== WHAT YOU SHOULD DO ==
Copy every record exactly, with nothing left out.

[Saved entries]
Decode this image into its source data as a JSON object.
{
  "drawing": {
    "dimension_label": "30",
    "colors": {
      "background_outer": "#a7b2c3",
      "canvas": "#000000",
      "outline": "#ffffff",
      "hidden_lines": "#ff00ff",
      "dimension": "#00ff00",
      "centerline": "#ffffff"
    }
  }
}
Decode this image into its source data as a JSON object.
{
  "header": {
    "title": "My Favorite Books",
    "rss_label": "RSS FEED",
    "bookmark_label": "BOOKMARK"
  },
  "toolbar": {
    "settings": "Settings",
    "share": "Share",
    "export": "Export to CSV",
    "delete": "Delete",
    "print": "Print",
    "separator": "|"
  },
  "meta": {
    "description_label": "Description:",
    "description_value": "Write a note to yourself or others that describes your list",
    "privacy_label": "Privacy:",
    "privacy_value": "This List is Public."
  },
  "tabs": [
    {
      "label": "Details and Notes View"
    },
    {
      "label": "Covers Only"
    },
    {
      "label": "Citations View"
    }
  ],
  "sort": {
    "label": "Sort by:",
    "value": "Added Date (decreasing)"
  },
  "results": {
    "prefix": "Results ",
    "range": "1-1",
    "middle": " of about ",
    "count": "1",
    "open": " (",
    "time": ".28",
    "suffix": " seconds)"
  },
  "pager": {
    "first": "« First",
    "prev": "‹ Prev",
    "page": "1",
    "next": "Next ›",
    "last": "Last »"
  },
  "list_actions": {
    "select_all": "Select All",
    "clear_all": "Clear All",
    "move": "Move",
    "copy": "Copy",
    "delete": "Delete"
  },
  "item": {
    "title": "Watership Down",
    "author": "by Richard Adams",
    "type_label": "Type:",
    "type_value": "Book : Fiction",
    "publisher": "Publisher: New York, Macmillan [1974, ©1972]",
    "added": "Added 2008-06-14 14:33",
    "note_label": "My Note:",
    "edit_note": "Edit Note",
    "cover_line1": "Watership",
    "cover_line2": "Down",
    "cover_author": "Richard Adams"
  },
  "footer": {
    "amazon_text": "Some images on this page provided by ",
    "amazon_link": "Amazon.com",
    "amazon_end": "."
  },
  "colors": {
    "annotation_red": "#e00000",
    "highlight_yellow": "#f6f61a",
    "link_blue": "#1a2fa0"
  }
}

== RESULT OF THE TASK ==
Decode this image into its source data as a JSON object.
{
  "drawing": {
    "dimension_label": "30",
    "colors": {
      "background_outer": "#a7b2c3",
      "canvas": "#000000",
      "outline": "#ffffff",
      "hidden_lines": "#ff00ff",
      "dimension": "#00ff00",
      "centerline": "#ffffff"
    }
  }
}
Decode this image into its source data as a JSON object.
{
  "header": {
    "title": "My Favorite Books",
    "rss_label": "RSS FEED",
    "bookmark_label": "BOOKMARK"
  },
  "toolbar": {
    "settings": "Settings",
    "share": "Share",
    "export": "Export to CSV",
    "delete": "Delete",
    "print": "Print",
    "separator": "|"
  },
  "meta": {
    "description_label": "Description:",
    "description_value": "Write a note to yourself or others that describes your list",
    "privacy_label": "Privacy:",
    "privacy_value": "This List is Public."
  },
  "tabs": [
    {
      "label": "Details and Notes View"
    },
    {
      "label": "Covers Only"
    },
    {
      "label": "Citations View"
    }
  ],
  "sort": {
    "label": "Sort by:",
    "value": "Added Date (decreasing)"
  },
  "results": {
    "prefix": "Results ",
    "range": "1-1",
    "middle": " of about ",
    "count": "1",
    "open": " (",
    "time": ".28",
    "suffix": " seconds)"
  },
  "pager": {
    "first": "« First",
    "prev": "‹ Prev",
    "page": "1",
    "next": "Next ›",
    "last": "Last »"
  },
  "list_actions": {
    "select_all": "Select All",
    "clear_all": "Clear All",
    "move": "Move",
    "copy": "Copy",
    "delete": "Delete"
  },
  "item": {
    "title": "Watership Down",
    "author": "by Richard Adams",
    "type_label": "Type:",
    "type_value": "Book : Fiction",
    "publisher": "Publisher: New York, Macmillan [1974, ©1972]",
    "added": "Added 2008-06-14 14:33",
    "note_label": "My Note:",
    "edit_note": "Edit Note",
    "cover_line1": "Watership",
    "cover_line2": "Down",
    "cover_author": "Richard Adams"
  },
  "footer": {
    "amazon_text": "Some images on this page provided by ",
    "amazon_link": "Amazon.com",
    "amazon_end": "."
  },
  "colors": {
    "annotation_red": "#e00000",
    "highlight_yellow": "#f6f61a",
    "link_blue": "#1a2fa0"
  }
}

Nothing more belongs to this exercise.